With 84 percent of people worldwide identifying with a faith tradition, religion influences local, national, and international decision-making. Across the globe, violent extremism often is couched in religious terms, and religious discrimination is on the rise. At the same time, people of faith and religious organizations frequently are on the frontlines of peace efforts, assisting communities affected by violence. Although religious considerations have been marginal to peace efforts historically, governments and peacebuilding organizations increasingly recognize the importance of religion.
The country’s transition from military rule to representative democracy is complicated by entrenched political and economic interests, religious and ethnic cleavages, and difficult negotiations with an array of armed groups to settle decades-long internal conflicts. As peace talks drag on, the nation’s parliamentary election, slated to take place in late 2015, threatens to exacerbate tensions within and among groups. In addition, the constitution unfairly prohibits the main opposition candid...

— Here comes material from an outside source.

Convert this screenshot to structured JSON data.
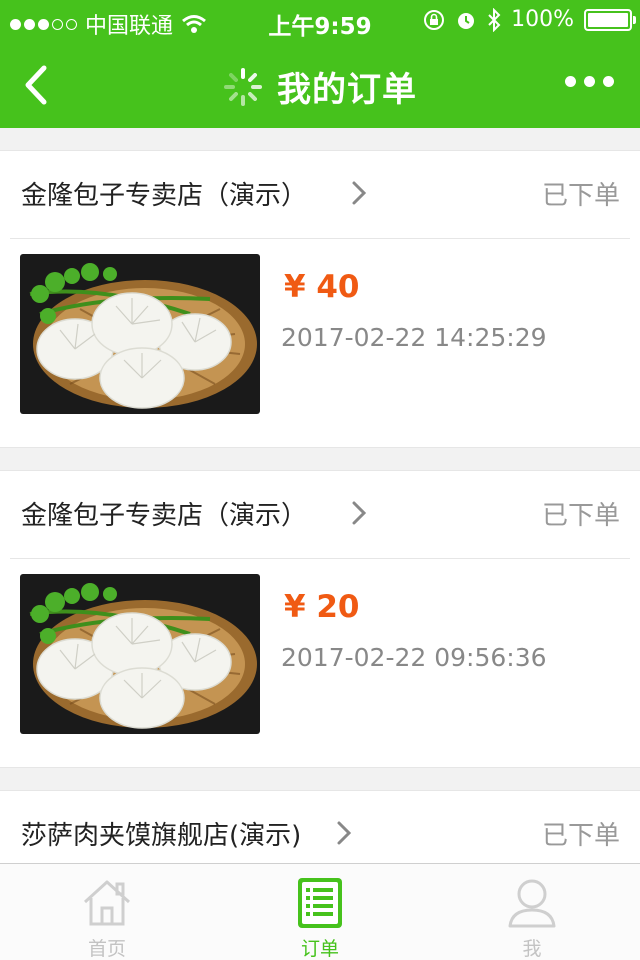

In a conference room at his offices in northern India, the Dalai Lama sat among young civil society leaders trying to build peace in their homelands scarred by violent conflicts. These days, a questio...
Youth Leaders: Vital to Countering Violence and Extremism The world’s most violent conflicts currently beset its most youthful populations. In the five countries that suffered nearly 80 percent of re...
The Catholic Church, with its 2.1 billion adherents worldwide, has been pivotal in some of the most significant nonviolent struggles in modern history. Many will recall the iconic image of Filipino religious sisters confronting military forces and a kleptocratic dictatorship of Ferdinand Marcos in prayerful resistance during the 1986 “people power” revolution. Today, Filipino religious leaders, facing another violent dictator, Rodrigo Duterte, once again are the leading face of nonviolent resistance. The Vatican is discussing these and other examples of powerful nonviolent movements as it rethinks its long-held doctrine of “just war.”
In Northern Nigeria, where clashes between Christians and Muslims have claimed thousands of lives and torn communities apart, two prominent clergymen believe religion can also be a way toward peace.
Congressman Hultgren, Congressman McGovern, and members of the Commission, thank you for convening this hearing today on Nigeria and for the opportunity to testify. The views I express here are my own and do not represent those of the U.S. Institute of Peace (USIP).
The dividing line between the young Tunisians was evident as they gathered to attempt a dialogue between their university’s two rival student unions, groups tied to the country’s main political parties. On the right side of the room sat the Islamists, whose politics are closely bound to their religion. On the left were the secularists, adherents of an array of left-leaning ideologies.
By more fully understanding the role of religion in violent extremism and adopting a broad-based and inclusive approach to engaging religious actors, policymakers and practitioners can better advance countering violent extremism objectives. In this report, a former senior policy adviser and a USIP senior specialist explore the nexus of religion and violent extremism.
As Iraqi and Kurdish forces recapture most territory from ISIS, the future of minorities in Iraq remains uncertain. To an even greater extent than Sunni and Shia areas destroyed by ISIS, minority communities face continuing security risks, humanitarian needs, a devastated economy and the imperative of reconciliation.